THE BLOG

Time for a Monetary Boost

07/21/2010 06:06 pm ET | Updated May 25, 2011

In his testimony to the Congress this week, Fed Chairman Ben Bernanke left the door open to further monetary stimulus but made it clear that such action is not imminent. This reluctance to act may seem puzzling given the widespread view that the economic recovery is too weak. In response to a Senator's question, Chairman Bernanke gave a hint as to the reasoning behind the Fed's reluctance, saying that "no one can say that the Federal Reserve did not act aggressively" to prevent an economic depression last year.

Indeed, the Fed did act aggressively both in lowering its traditional policy interest rate and in a number of unprecedented and unconventional measures. It is only natural to be cautious when operating outside familiar territory, and the Fed has spent most of the past 12 months waiting to see how the economy would respond to its policies. Now the verdict is in: the Fed's policies were successful as far as they went. They turned an incipient depression into a modest recovery, but they did not go quite far enough to obtain a truly robust and satisfactory recovery.

The Federal Reserve's own forecast shows that it will take at least three or four years for employment to return to its long-run sustainable level. This extended period of high unemployment represents a massive waste of productive labor and untold personal suffering of unemployed workers. The Fed should be aiming to get us back on track within two years. And the urgency of Fed action is all the more important because Congress has refused to provide more stimulus.

In addition, it is now apparent that deflation is a more serious risk for the US economy than inflation. The latest data show overall declines in consumer and producer prices. Even after excluding the volatile food and energy components, core inflation has trended well below the 2-percent level that central banks view as optimal for economic growth and that the Fed has adopted as its goal.

Clearly, the case for monetary stimulus is strong. But what form should it take? With financial markets now in healthier shape, the Fed does not need to invoke the "unusual and exigent circumstances" clause to lend directly to the private nonbanking sector. Rather, it should return to its traditional roles of lending to the banking system and buying Treasury securities. Three actions, in particular, would be helpful at this time.

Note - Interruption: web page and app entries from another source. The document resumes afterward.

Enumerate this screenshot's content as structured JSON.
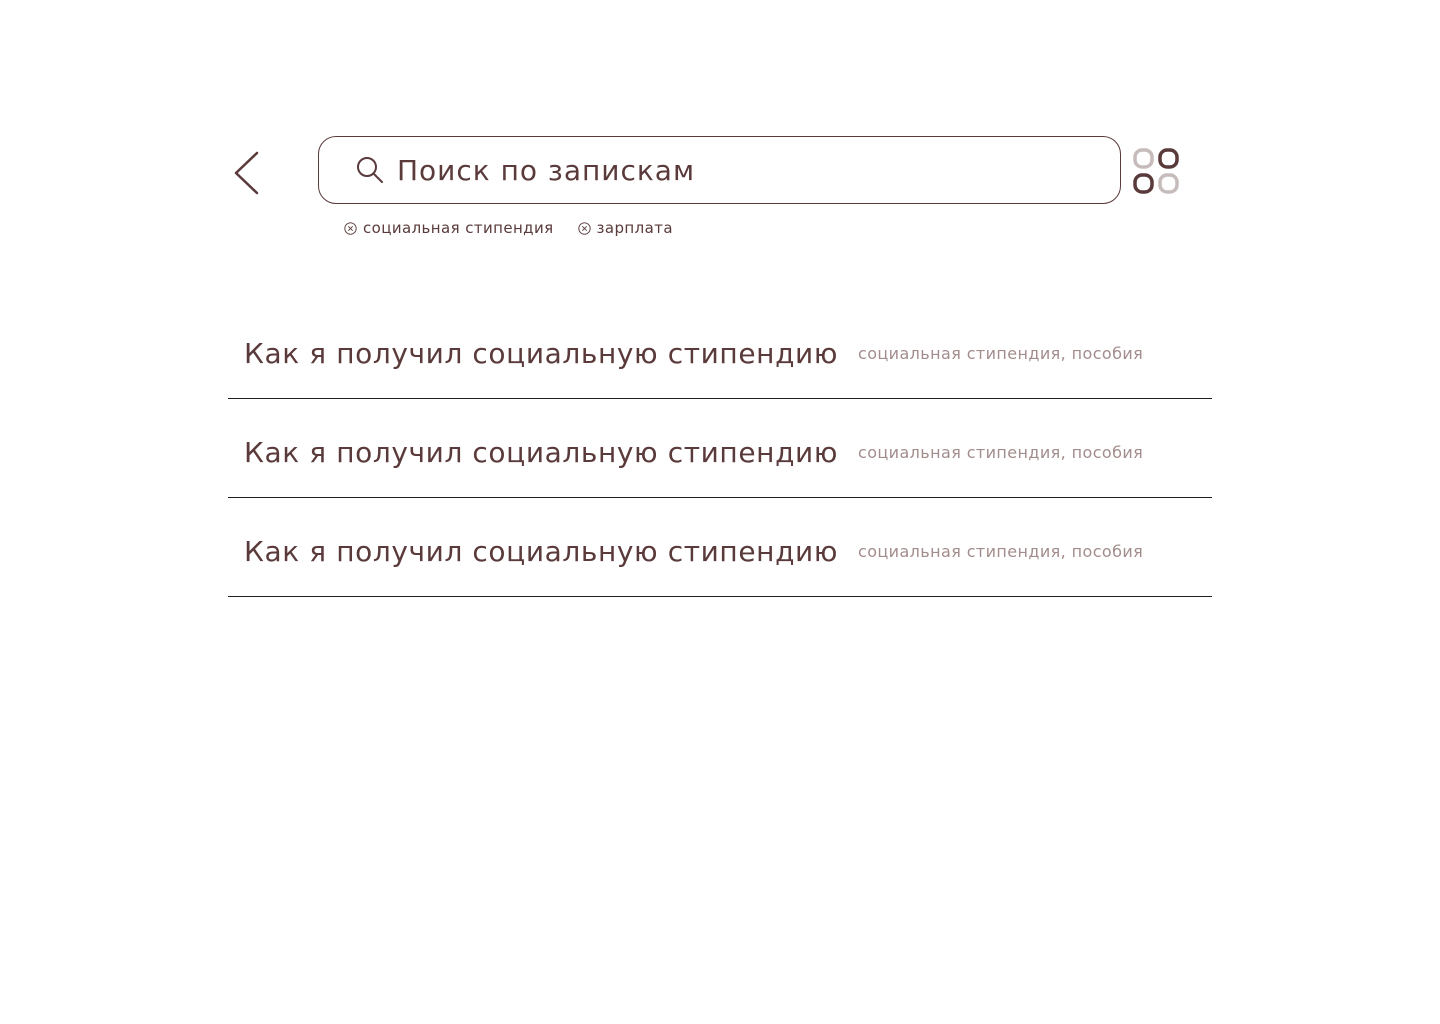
{
  "header": {
    "back_icon": "chevron-left-icon",
    "search": {
      "placeholder": "Поиск по запискам",
      "value": "",
      "icon": "search-icon"
    },
    "view_toggle_icon": "grid-icon"
  },
  "filters": [
    {
      "label": "социальная стипендия",
      "icon": "close-circle-icon"
    },
    {
      "label": "зарплата",
      "icon": "close-circle-icon"
    }
  ],
  "results": [
    {
      "title": "Как я получил социальную стипендию",
      "tags": "социальная стипендия, пособия"
    },
    {
      "title": "Как я получил социальную стипендию",
      "tags": "социальная стипендия, пособия"
    },
    {
      "title": "Как я получил социальную стипендию",
      "tags": "социальная стипендия, пособия"
    }
  ],
  "colors": {
    "primary": "#5a3a3a",
    "muted": "#a38c8c",
    "icon_light": "#c7bcbc",
    "divider": "#1e1e1e",
    "background": "#ffffff"
  }
}
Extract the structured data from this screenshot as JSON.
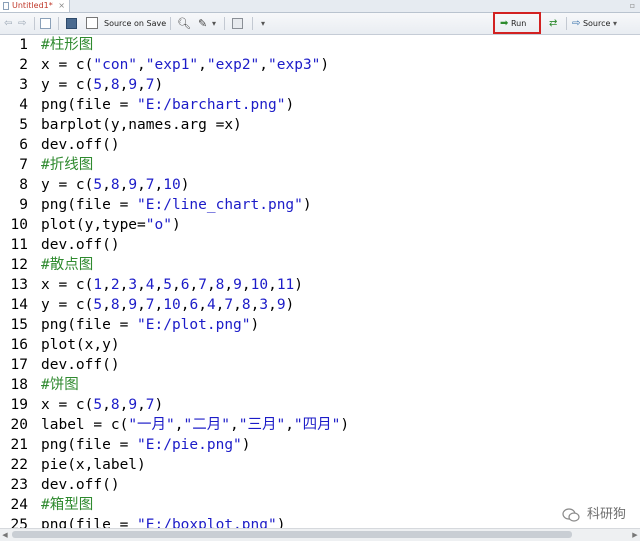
{
  "tab": {
    "title": "Untitled1*",
    "close": "×",
    "collapse": "▫"
  },
  "toolbar": {
    "source_on_save": "Source on Save",
    "run": "Run",
    "source": "Source",
    "back": "⇦",
    "forward": "⇨",
    "dropdown": "▾"
  },
  "editor": {
    "lines": [
      {
        "n": "1",
        "t": "#柱形图"
      },
      {
        "n": "2",
        "t": "x = c(\"con\",\"exp1\",\"exp2\",\"exp3\")"
      },
      {
        "n": "3",
        "t": "y = c(5,8,9,7)"
      },
      {
        "n": "4",
        "t": "png(file = \"E:/barchart.png\")"
      },
      {
        "n": "5",
        "t": "barplot(y,names.arg =x)"
      },
      {
        "n": "6",
        "t": "dev.off()"
      },
      {
        "n": "7",
        "t": "#折线图"
      },
      {
        "n": "8",
        "t": "y = c(5,8,9,7,10)"
      },
      {
        "n": "9",
        "t": "png(file = \"E:/line_chart.png\")"
      },
      {
        "n": "10",
        "t": "plot(y,type=\"o\")"
      },
      {
        "n": "11",
        "t": "dev.off()"
      },
      {
        "n": "12",
        "t": "#散点图"
      },
      {
        "n": "13",
        "t": "x = c(1,2,3,4,5,6,7,8,9,10,11)"
      },
      {
        "n": "14",
        "t": "y = c(5,8,9,7,10,6,4,7,8,3,9)"
      },
      {
        "n": "15",
        "t": "png(file = \"E:/plot.png\")"
      },
      {
        "n": "16",
        "t": "plot(x,y)"
      },
      {
        "n": "17",
        "t": "dev.off()"
      },
      {
        "n": "18",
        "t": "#饼图"
      },
      {
        "n": "19",
        "t": "x = c(5,8,9,7)"
      },
      {
        "n": "20",
        "t": "label = c(\"一月\",\"二月\",\"三月\",\"四月\")"
      },
      {
        "n": "21",
        "t": "png(file = \"E:/pie.png\")"
      },
      {
        "n": "22",
        "t": "pie(x,label)"
      },
      {
        "n": "23",
        "t": "dev.off()"
      },
      {
        "n": "24",
        "t": "#箱型图"
      },
      {
        "n": "25",
        "t": "png(file = \"E:/boxplot.png\")"
      }
    ]
  },
  "watermark": {
    "text": "科研狗"
  },
  "colors": {
    "comment": "#2f8a2f",
    "string": "#1c1cc8",
    "number": "#1c1cc8",
    "highlight_frame": "#d22121"
  }
}
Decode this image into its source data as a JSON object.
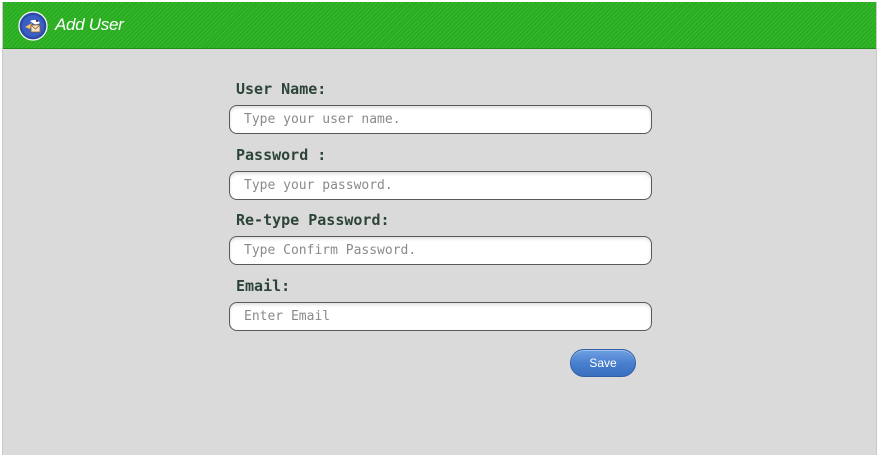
{
  "header": {
    "title": "Add User",
    "logo_icon": "bird-mail-icon",
    "background_color": "#27ad1d"
  },
  "form": {
    "fields": [
      {
        "label": "User Name:",
        "placeholder": "Type your user name.",
        "value": ""
      },
      {
        "label": "Password :",
        "placeholder": "Type your password.",
        "value": ""
      },
      {
        "label": "Re-type Password:",
        "placeholder": "Type Confirm Password.",
        "value": ""
      },
      {
        "label": "Email:",
        "placeholder": "Enter Email",
        "value": ""
      }
    ],
    "save_label": "Save",
    "label_color": "#2d4438",
    "button_color": "#4a80d0"
  }
}
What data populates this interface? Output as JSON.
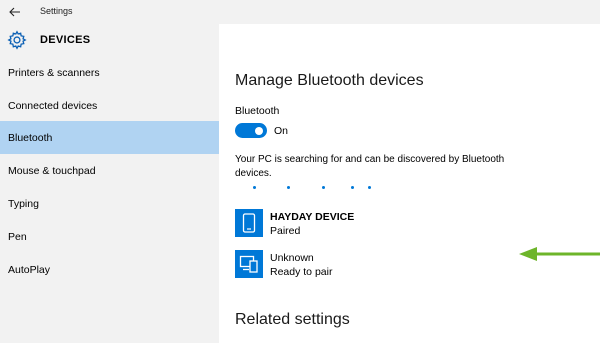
{
  "window": {
    "title": "Settings"
  },
  "header": {
    "title": "DEVICES"
  },
  "sidebar": {
    "items": [
      {
        "label": "Printers & scanners"
      },
      {
        "label": "Connected devices"
      },
      {
        "label": "Bluetooth"
      },
      {
        "label": "Mouse & touchpad"
      },
      {
        "label": "Typing"
      },
      {
        "label": "Pen"
      },
      {
        "label": "AutoPlay"
      }
    ],
    "selected": "Bluetooth"
  },
  "main": {
    "heading": "Manage Bluetooth devices",
    "bluetooth_label": "Bluetooth",
    "toggle_state": "On",
    "searching_text": "Your PC is searching for and can be discovered by Bluetooth devices.",
    "devices": [
      {
        "name": "HAYDAY DEVICE",
        "status": "Paired",
        "icon": "phone-icon"
      },
      {
        "name": "Unknown",
        "status": "Ready to pair",
        "icon": "devices-icon"
      }
    ],
    "related_heading": "Related settings"
  },
  "colors": {
    "accent": "#0078d7",
    "selected_nav": "#b0d3f2",
    "sidebar_bg": "#f2f2f2",
    "arrow": "#6db52a"
  }
}
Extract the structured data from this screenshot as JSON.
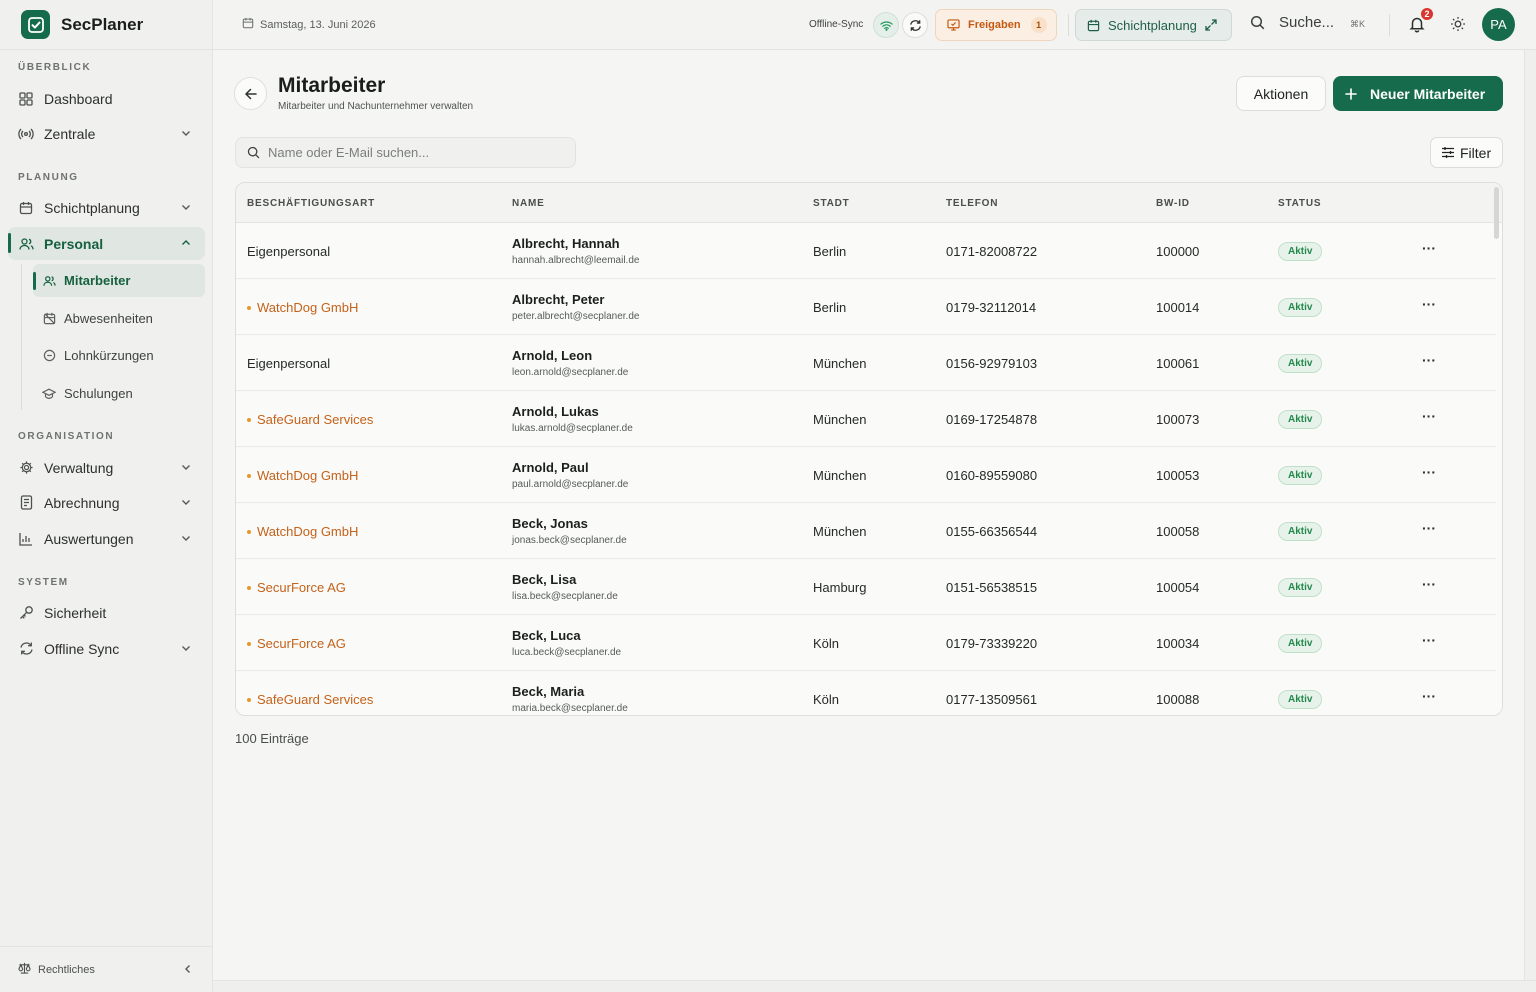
{
  "app": {
    "name": "SecPlaner"
  },
  "sidebar": {
    "sections": {
      "overview": "ÜBERBLICK",
      "planning": "PLANUNG",
      "organisation": "ORGANISATION",
      "system": "SYSTEM"
    },
    "items": {
      "dashboard": "Dashboard",
      "zentrale": "Zentrale",
      "schichtplanung": "Schichtplanung",
      "personal": "Personal",
      "verwaltung": "Verwaltung",
      "abrechnung": "Abrechnung",
      "auswertungen": "Auswertungen",
      "sicherheit": "Sicherheit",
      "offline_sync": "Offline Sync"
    },
    "sub_items": {
      "mitarbeiter": "Mitarbeiter",
      "abwesenheiten": "Abwesenheiten",
      "lohnkuerzungen": "Lohnkürzungen",
      "schulungen": "Schulungen"
    },
    "footer": "Rechtliches"
  },
  "topbar": {
    "date": "Samstag, 13. Juni 2026",
    "sync_label": "Offline-Sync",
    "freigaben_label": "Freigaben",
    "freigaben_count": "1",
    "schichtplanung_label": "Schichtplanung",
    "search_label": "Suche...",
    "search_shortcut": "⌘K",
    "notification_count": "2",
    "avatar_initials": "PA"
  },
  "page": {
    "title": "Mitarbeiter",
    "subtitle": "Mitarbeiter und Nachunternehmer verwalten",
    "aktionen_label": "Aktionen",
    "new_label": "Neuer Mitarbeiter",
    "search_placeholder": "Name oder E-Mail suchen...",
    "filter_label": "Filter",
    "entries_count": "100 Einträge"
  },
  "table": {
    "headers": [
      "BESCHÄFTIGUNGSART",
      "NAME",
      "STADT",
      "TELEFON",
      "BW-ID",
      "STATUS"
    ],
    "rows": [
      {
        "type": "Eigenpersonal",
        "subcontractor": false,
        "name": "Albrecht, Hannah",
        "email": "hannah.albrecht@leemail.de",
        "city": "Berlin",
        "phone": "0171-82008722",
        "bwid": "100000",
        "status": "Aktiv"
      },
      {
        "type": "WatchDog GmbH",
        "subcontractor": true,
        "name": "Albrecht, Peter",
        "email": "peter.albrecht@secplaner.de",
        "city": "Berlin",
        "phone": "0179-32112014",
        "bwid": "100014",
        "status": "Aktiv"
      },
      {
        "type": "Eigenpersonal",
        "subcontractor": false,
        "name": "Arnold, Leon",
        "email": "leon.arnold@secplaner.de",
        "city": "München",
        "phone": "0156-92979103",
        "bwid": "100061",
        "status": "Aktiv"
      },
      {
        "type": "SafeGuard Services",
        "subcontractor": true,
        "name": "Arnold, Lukas",
        "email": "lukas.arnold@secplaner.de",
        "city": "München",
        "phone": "0169-17254878",
        "bwid": "100073",
        "status": "Aktiv"
      },
      {
        "type": "WatchDog GmbH",
        "subcontractor": true,
        "name": "Arnold, Paul",
        "email": "paul.arnold@secplaner.de",
        "city": "München",
        "phone": "0160-89559080",
        "bwid": "100053",
        "status": "Aktiv"
      },
      {
        "type": "WatchDog GmbH",
        "subcontractor": true,
        "name": "Beck, Jonas",
        "email": "jonas.beck@secplaner.de",
        "city": "München",
        "phone": "0155-66356544",
        "bwid": "100058",
        "status": "Aktiv"
      },
      {
        "type": "SecurForce AG",
        "subcontractor": true,
        "name": "Beck, Lisa",
        "email": "lisa.beck@secplaner.de",
        "city": "Hamburg",
        "phone": "0151-56538515",
        "bwid": "100054",
        "status": "Aktiv"
      },
      {
        "type": "SecurForce AG",
        "subcontractor": true,
        "name": "Beck, Luca",
        "email": "luca.beck@secplaner.de",
        "city": "Köln",
        "phone": "0179-73339220",
        "bwid": "100034",
        "status": "Aktiv"
      },
      {
        "type": "SafeGuard Services",
        "subcontractor": true,
        "name": "Beck, Maria",
        "email": "maria.beck@secplaner.de",
        "city": "Köln",
        "phone": "0177-13509561",
        "bwid": "100088",
        "status": "Aktiv"
      }
    ]
  },
  "colors": {
    "brand": "#176b4d",
    "subcontractor": "#c4621a",
    "status_active": "#23884c",
    "notification": "#d9362f"
  }
}
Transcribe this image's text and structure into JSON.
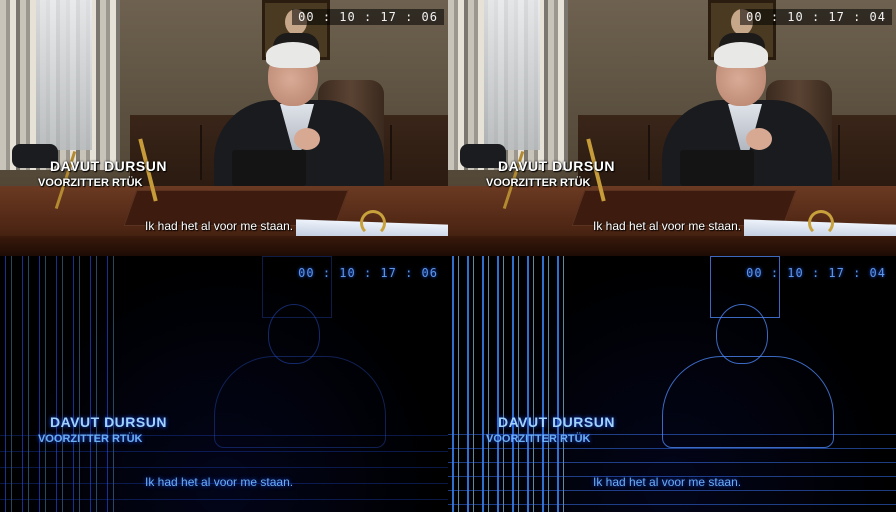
{
  "frames": [
    {
      "id": "top-left",
      "timecode": "00 : 10 : 17 : 06",
      "caption_name": "DAVUT DURSUN",
      "caption_role": "VOORZITTER RTÜK",
      "subtitle": "Ik had het al voor me staan."
    },
    {
      "id": "top-right",
      "timecode": "00 : 10 : 17 : 04",
      "caption_name": "DAVUT DURSUN",
      "caption_role": "VOORZITTER RTÜK",
      "subtitle": "Ik had het al voor me staan."
    },
    {
      "id": "bottom-left",
      "timecode": "00 : 10 : 17 : 06",
      "caption_name": "DAVUT DURSUN",
      "caption_role": "VOORZITTER RTÜK",
      "subtitle": "Ik had het al voor me staan."
    },
    {
      "id": "bottom-right",
      "timecode": "00 : 10 : 17 : 04",
      "caption_name": "DAVUT DURSUN",
      "caption_role": "VOORZITTER RTÜK",
      "subtitle": "Ik had het al voor me staan."
    }
  ],
  "colors": {
    "edge_blue": "#1b5cff",
    "desk_wood": "#6b3a22",
    "caption_white": "#ffffff"
  }
}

First, the Fed should lower the interest rate it pays on bank reserves to zero. This is a small step, as the current rate is only 0.25 percent, but there is no reason to pay banks more than the rate paid by the closest substitute, short-term Treasury bills. Three-month Treasury bills currently yield 0.15 percent, and that rate, too, should be brought down to zero.

Second, the Fed should bring down the rates on longer-term Treasury securities by targeting the interest rate on 3-year Treasury notes at 0.25 percent and aggressively purchasing such securities whenever their yield exceeds the target. That is a 65-basis point reduction from the current rate of 0.90 percent. This step would also push down longer-term yields and reduce a wide range of private borrowing rates, encouraging business investment, supporting the housing market, and boosting exports through a weaker dollar. Moreover, pushing down yields on short- to medium-term Treasury securities is precisely the strategy for fighting deflation recommended by Ben Bernanke in 2002.

Finally, the Fed could bolster the stimulative effects of these actions by establishing a full-allotment lending facility to enable banks to borrow (with high-quality collateral) at terms of up to 24 months at a fixed interest rate of 0.25 percent.

These measures are all within the Federal Reserve's established powers. They pose essentially no risk to the Fed's balance sheet. They would reduce unemployment roughly as much as a 2-year $600 billion fiscal package and yet they would actually reduce the federal budget deficit. And they can be reversed quickly should the balance of risks shift from deflation to inflation.

Given the unsatisfactory outlook for unemployment and inflation and the lack of action by Congress, that is the right medicine for the US economy now.